Before Christopher Lee was Saruman in the Lord of the Rings movies, he cut his teeth (pun intended), appearing in Hammer Horror movies playing Count Dracula. Lee would, of course, go on to have an incredible career appearing as Count Dooku in the Star Wars movies, he played Scaramanga in James Bond, and he even had his own metal band.
However, despite basically being Hollywood’s go-to actor for villainous roles, he did have one major regret. In the late ’70s, he was approached by a young up-and-coming director called John Carpenter, who wanted the horror veteran to appear in his new indie film, Halloween.
Carpenter had a character he believed would be perfect for Lee. He was called Doctor Loomis, a psychiatrist who’d dedicated himself to curing the murderous Michael Myers of his deviant behaviour but came to realise the boy was pure evil and could not be saved. Lee turned Carpenter down, and the role went to Donald Pleasance, but this ended up being a huge mistake.
Against a budget of less than half a million dollars, Halloween made an eye-watering $70 million at the box office, making it one of the most profitable indie movies ever made. The film received rave reviews as well and helped to establish the infant slasher genre.
In the documentary Halloween – A Cut Above the Rest, producer Debra Hill explains how she and Carpenter once ran into Lee long after their small indie film had gone on to become an entire horror franchise.
“Christopher Lee declined to do the role,” Hill said. “But it’s funny we ran into Lee at a party, and he said that ‘The biggest mistake I ever made of my career was not being in this movie.'”
Lee wasn’t the only one to decline the role. Peter Cushing, who played Tarkin in the first Star Wars movie, also declined something Carpenter still seems a little stung about in the documentary.
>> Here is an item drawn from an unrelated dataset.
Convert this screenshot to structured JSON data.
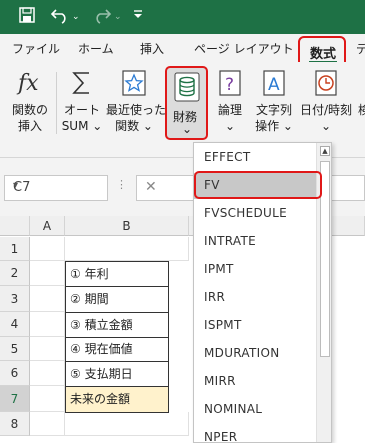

If you love the Halloween movies, we have an article all about the final instalment Halloween Ends for you to enjoy.